The Chinese markets exist in the worst possible of worlds. On the one hand, China’s social welfare system remains “on the verge of bankruptcy.” And on the other, China’s equity markets are, in the words of analysts, “on the verge of collapse.” Investors know that the share sell-down plan is coming, and the uncertainty is making the situation even worse. “It would be very hard for the markets to stage a solid recovery until the final selldown plan is revealed and clarified,” says a stock analyst. Simple common sense.
AND THE CARDS FALL
The current situation is untenable, at least in the long run. On the one hand, there is no doubt that Beijing can keep stock prices high in the long term. After all, it sets the rules and administers the game. So it mostly gets the desired results. In the future, it can continue to employ all of the old tactics to support the markets.
On the other hand, all of its proven tactics just defer the change that must occur if China is to achieve important, and some say critical, goals. There is, after all, no point in having stock markets if they do not allocate capital efficiently and thereby promote economic development.
And what is the future of the markets? There will not be much progress over the next few years: Beijing, even at this late date, is unwilling to endure pain. What forward movement we will see will come about only because the government will not have a choice. We have to remember that in this period of political transition in Beijing, even economic reforms are being put on hold.
If the central government reforms the domestic markets, Chinese issuers will issue at home. If it cannot, they will have to issue abroad. Because reforms will be slow in coming, we will see a stream of initial public offerings abroad, most of them in Hong Kong but many in the United States as well.
And there are other reasons why Chinese companies will list outside the Mainland. Jiang Zemin himself is giving an impetus to domestic enterprises to list abroad. His “go outside” theory is being interpreted by local cadres as approval to have their best enterprises sell stock overseas, which is easier than listing on the domestic exchanges. Famous economist Nick Lardy supplies the reason why the better companies will have to continue to go offshore for at least the next few years. “Very large issues are not possible on the domestic market,” he points out. “The continuing paradox is that a country with the highest rate of savings in the world… can’t float a share offering of significant size on its domestic market.”
As efforts to increase offerings at home fail, the state will seek to increase the flow of stock sales in foreign markets. For example, last Christmas Eve the State Development Planning Commission announced a plan to encourage overseas listings, even hinting that foreigners would be allowed to hold controlling positions in large state enterprises. Even the central government knows the truth by now: its markets don’t work.
Shanghai entrepreneur Chen Rong knows why the markets have not yet been fixed. He has, after all, made more money from stock trading in China than almost anyone else. The exchanges are “irregular,” he tells us. They were “irregular” when they were established more than a decade ago and they are “irregular” today.

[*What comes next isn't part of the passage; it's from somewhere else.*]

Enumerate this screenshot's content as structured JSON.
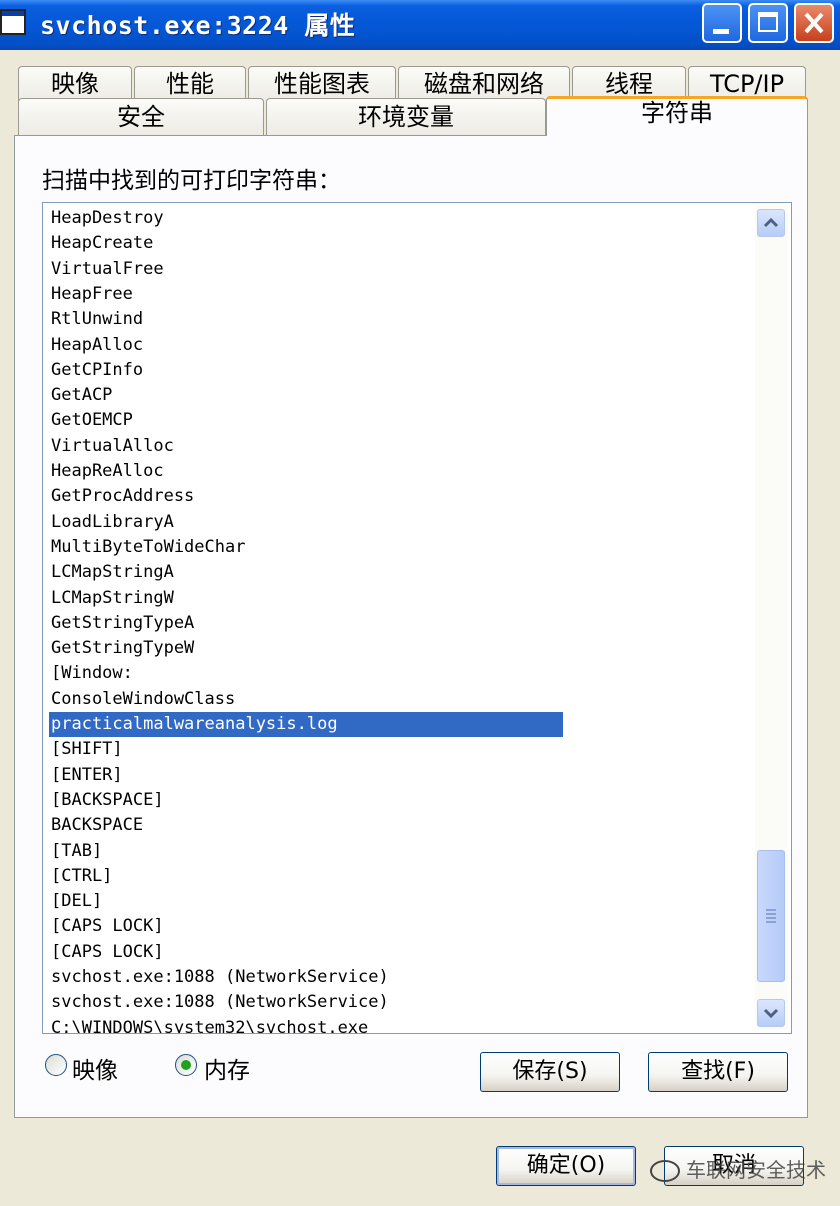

Because Beijing has not been able to make much progress, there is only one conclusion. In Chen’s words, China itself is “irregular.”
Gordon G. Chang is the author of The Coming Collapse of China, published by Random House.